Particularly in the United States, race has always played a central role in constructing presumptions of criminality. After the abolition of slavery, former slave states passed new legislation revising the Slave Codes in order to regulate the behavior of free black slaves in ways similar to those that had existed during slavery. The new Black Codes proscribed a range of actions — such as vagrancy, absence from work, breach of job contracts, the possession of firearms, and insulting gestures or acts — that were criminalized only when the person was black. With the passage of the Thirteenth Amendments to the Constitution, slavery and involuntary were putatively abolished.

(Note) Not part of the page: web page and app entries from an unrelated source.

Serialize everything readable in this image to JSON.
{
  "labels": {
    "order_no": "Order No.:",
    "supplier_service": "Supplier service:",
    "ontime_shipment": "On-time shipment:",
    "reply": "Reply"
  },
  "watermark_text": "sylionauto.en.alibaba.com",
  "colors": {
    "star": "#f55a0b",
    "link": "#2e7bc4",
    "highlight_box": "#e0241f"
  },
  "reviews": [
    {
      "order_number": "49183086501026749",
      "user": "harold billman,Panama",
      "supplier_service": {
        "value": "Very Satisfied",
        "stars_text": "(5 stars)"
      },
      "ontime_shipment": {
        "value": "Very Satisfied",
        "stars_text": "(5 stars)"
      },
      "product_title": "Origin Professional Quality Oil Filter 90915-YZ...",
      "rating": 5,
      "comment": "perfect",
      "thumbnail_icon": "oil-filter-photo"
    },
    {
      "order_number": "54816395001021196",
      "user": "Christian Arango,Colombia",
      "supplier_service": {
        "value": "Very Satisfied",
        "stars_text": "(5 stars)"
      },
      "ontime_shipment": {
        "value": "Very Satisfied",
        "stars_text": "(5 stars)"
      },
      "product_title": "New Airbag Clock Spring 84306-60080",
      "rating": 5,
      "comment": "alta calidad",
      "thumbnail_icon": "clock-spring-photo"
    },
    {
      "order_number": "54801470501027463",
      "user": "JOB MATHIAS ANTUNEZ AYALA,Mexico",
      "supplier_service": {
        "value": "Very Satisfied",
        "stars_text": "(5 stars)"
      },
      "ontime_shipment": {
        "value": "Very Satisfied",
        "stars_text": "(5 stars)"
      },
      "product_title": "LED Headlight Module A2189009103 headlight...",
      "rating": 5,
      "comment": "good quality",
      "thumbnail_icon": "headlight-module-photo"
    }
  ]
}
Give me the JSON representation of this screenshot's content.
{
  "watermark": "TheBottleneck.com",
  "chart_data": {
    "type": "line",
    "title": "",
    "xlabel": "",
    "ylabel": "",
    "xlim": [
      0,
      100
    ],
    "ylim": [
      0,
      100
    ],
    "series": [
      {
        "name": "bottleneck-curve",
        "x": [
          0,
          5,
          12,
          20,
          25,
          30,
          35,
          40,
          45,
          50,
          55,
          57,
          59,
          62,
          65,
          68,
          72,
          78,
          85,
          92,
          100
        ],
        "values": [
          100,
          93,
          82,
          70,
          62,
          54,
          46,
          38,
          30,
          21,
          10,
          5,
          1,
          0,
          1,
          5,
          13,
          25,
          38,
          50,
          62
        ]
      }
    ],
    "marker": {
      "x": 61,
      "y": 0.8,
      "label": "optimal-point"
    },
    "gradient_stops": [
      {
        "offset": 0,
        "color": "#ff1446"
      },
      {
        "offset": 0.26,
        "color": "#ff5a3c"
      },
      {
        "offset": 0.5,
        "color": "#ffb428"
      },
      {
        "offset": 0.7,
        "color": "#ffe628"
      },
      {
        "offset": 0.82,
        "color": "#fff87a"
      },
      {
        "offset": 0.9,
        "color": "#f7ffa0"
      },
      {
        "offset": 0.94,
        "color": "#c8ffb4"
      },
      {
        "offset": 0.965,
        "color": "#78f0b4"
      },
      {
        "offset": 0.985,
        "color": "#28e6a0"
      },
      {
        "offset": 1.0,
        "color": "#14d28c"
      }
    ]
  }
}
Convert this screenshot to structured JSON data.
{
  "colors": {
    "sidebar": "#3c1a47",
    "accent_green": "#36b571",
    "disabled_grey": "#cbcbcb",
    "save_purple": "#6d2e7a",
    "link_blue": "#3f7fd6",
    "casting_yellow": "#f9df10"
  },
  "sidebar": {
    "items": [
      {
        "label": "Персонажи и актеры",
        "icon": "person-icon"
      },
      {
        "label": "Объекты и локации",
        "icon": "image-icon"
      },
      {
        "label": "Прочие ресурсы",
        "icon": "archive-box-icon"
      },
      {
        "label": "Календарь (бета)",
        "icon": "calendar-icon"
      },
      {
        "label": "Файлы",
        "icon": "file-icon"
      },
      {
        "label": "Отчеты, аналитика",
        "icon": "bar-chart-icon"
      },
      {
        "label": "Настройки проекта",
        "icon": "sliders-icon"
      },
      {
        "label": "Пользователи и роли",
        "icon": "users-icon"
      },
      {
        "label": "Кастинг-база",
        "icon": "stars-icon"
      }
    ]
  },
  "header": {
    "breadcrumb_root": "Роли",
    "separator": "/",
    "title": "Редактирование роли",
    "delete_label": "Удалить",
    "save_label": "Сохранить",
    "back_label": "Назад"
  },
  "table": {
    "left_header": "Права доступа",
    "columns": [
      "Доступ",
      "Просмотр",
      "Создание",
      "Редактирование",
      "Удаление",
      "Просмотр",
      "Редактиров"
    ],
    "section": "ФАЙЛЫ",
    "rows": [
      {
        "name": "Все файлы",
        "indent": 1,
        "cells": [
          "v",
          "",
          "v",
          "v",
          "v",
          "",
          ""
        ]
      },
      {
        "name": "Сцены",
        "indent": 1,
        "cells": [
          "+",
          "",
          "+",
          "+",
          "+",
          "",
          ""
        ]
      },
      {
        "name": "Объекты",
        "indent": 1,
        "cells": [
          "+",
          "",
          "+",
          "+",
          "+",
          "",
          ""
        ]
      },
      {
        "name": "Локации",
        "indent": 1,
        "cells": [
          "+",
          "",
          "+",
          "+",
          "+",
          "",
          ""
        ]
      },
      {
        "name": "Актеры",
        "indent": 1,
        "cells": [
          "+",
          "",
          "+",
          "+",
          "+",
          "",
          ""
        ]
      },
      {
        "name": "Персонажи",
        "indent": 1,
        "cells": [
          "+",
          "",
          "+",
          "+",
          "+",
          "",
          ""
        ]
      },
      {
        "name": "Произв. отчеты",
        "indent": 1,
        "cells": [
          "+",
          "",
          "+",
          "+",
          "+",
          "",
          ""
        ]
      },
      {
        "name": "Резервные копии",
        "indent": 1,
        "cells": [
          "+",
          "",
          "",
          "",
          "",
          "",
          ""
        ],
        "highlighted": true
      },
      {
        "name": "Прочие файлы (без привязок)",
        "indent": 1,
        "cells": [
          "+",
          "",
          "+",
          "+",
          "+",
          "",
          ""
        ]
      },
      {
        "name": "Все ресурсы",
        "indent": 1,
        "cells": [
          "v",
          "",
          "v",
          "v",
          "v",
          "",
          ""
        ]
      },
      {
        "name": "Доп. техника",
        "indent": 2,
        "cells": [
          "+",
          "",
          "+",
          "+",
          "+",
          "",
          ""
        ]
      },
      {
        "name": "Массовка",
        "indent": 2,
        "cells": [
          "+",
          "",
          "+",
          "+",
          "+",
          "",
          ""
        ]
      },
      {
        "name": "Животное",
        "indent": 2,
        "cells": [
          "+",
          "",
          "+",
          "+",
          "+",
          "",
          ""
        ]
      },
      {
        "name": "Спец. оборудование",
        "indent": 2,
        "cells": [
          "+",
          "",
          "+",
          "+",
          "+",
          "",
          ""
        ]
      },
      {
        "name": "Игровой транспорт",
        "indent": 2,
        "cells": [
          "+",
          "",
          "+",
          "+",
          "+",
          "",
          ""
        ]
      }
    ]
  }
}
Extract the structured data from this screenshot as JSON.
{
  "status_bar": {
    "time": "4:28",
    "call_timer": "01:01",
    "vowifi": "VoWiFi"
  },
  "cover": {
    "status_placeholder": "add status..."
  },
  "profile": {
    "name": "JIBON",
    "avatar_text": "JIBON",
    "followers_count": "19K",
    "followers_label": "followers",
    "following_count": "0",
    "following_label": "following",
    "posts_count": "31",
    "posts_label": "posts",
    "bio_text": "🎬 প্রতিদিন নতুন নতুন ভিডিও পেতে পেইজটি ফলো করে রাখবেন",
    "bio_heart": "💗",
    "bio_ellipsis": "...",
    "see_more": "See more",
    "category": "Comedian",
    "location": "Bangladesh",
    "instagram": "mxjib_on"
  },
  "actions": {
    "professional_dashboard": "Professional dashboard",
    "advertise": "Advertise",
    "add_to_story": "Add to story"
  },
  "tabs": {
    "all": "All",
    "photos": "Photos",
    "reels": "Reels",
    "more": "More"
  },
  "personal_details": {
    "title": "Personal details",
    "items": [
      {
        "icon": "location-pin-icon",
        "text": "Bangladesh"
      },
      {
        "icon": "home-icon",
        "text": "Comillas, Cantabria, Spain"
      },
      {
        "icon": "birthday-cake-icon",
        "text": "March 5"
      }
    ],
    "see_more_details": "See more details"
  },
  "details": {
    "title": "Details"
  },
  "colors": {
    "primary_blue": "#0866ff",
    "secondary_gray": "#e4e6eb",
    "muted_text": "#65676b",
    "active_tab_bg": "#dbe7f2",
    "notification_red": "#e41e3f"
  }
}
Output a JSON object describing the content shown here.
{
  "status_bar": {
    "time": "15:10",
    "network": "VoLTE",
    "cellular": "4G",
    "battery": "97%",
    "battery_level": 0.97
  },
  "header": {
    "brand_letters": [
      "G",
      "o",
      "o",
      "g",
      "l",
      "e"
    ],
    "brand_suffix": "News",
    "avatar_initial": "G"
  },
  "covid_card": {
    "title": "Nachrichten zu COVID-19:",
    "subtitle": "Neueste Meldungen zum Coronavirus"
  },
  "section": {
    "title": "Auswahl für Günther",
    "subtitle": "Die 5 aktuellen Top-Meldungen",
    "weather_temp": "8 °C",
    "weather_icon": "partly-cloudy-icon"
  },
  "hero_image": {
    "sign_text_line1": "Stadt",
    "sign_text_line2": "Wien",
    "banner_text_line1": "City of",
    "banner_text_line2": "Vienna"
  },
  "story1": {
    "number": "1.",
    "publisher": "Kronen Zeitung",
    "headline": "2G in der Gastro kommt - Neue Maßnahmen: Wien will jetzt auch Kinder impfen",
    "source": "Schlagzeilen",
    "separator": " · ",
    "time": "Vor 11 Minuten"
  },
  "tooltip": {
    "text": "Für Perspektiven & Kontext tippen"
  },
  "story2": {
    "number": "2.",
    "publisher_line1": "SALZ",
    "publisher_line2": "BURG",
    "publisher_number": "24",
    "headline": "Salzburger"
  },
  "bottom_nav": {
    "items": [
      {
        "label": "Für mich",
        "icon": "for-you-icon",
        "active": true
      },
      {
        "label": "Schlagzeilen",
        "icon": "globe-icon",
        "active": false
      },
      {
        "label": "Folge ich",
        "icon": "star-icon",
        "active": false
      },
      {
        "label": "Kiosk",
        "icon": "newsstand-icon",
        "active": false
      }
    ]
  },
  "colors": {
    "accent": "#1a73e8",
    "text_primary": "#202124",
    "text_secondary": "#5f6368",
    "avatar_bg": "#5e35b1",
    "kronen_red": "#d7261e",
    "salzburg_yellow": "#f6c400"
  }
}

However, there was a significant exception. In the wording of the amendment, slavery and involuntary servitude were abolished “except as a punishment for crime, whereof the party shall have been duly convicted.” According to the Black Codes, there were crimes defined by state law for which only black people could be “duly convicted.” Thus, former slaves, who had recently been extricated from a condition of hard labor for life, could be legally sentenced to penal servitude.
In the immediate aftermath of slavery, the southern states hastened to to develop a criminal justice system that could legally restrict the possibilities of freedom for newly released slaves. Black people became the prime targets of a developing convict lease system, referred to by many as a reincarnation of slavery. The Mississippi Black Codes, for example, declared vagrant “anyone/who was guilty of theft, had run away [from a job, apparently], was drunk, was wanton in conduct or speech, had neglected job or family, handled money carelessly, and… all other idle and disorderly persons.” Thus, vagrancy was coded as a black crime, one punishable by incarceration and forced labor, sometimes on the very plantations that previously had thrived on slave labor.
Mary Ellen Curtin’s study of Alabama prisoners during the decades following emancipation discloses that before the four hundred thousand black slaves in that state were set free, ninety-nine percent of prisoners in Alabama’s penitentiaries were white. As a consequence of the shifts provoked by the institution of the Black Codes, within a short period of time, the overwhelming majority of Alabama’s convicts were black. She further observes:
Although the vast majority of Alabama’s antebellum were white, the popular perception was that the South’s true criminals were its black slaves. During the 1870s the growing number of black prisoners in the South further buttressed the belief that African Americans were inherently criminal and, in particular, prone to larceny.
In 1883, Frederick Douglass had already written about the South’s tendency to “impute crime to color.” When a particularly egregious crime was committed, he noted, not only was guilt frequently assigned to a black person regardless of the perpetrator’s race, but white men sometimes sought to escape punishment by disguising themselves as black.
Douglass would later recount one such incident that took place in Granger County, Tennessee, in which a man who appeared to be black was shot while committing a robbery. The wounded man, however, was discovered to be a respectable white citizen who had colored his face black.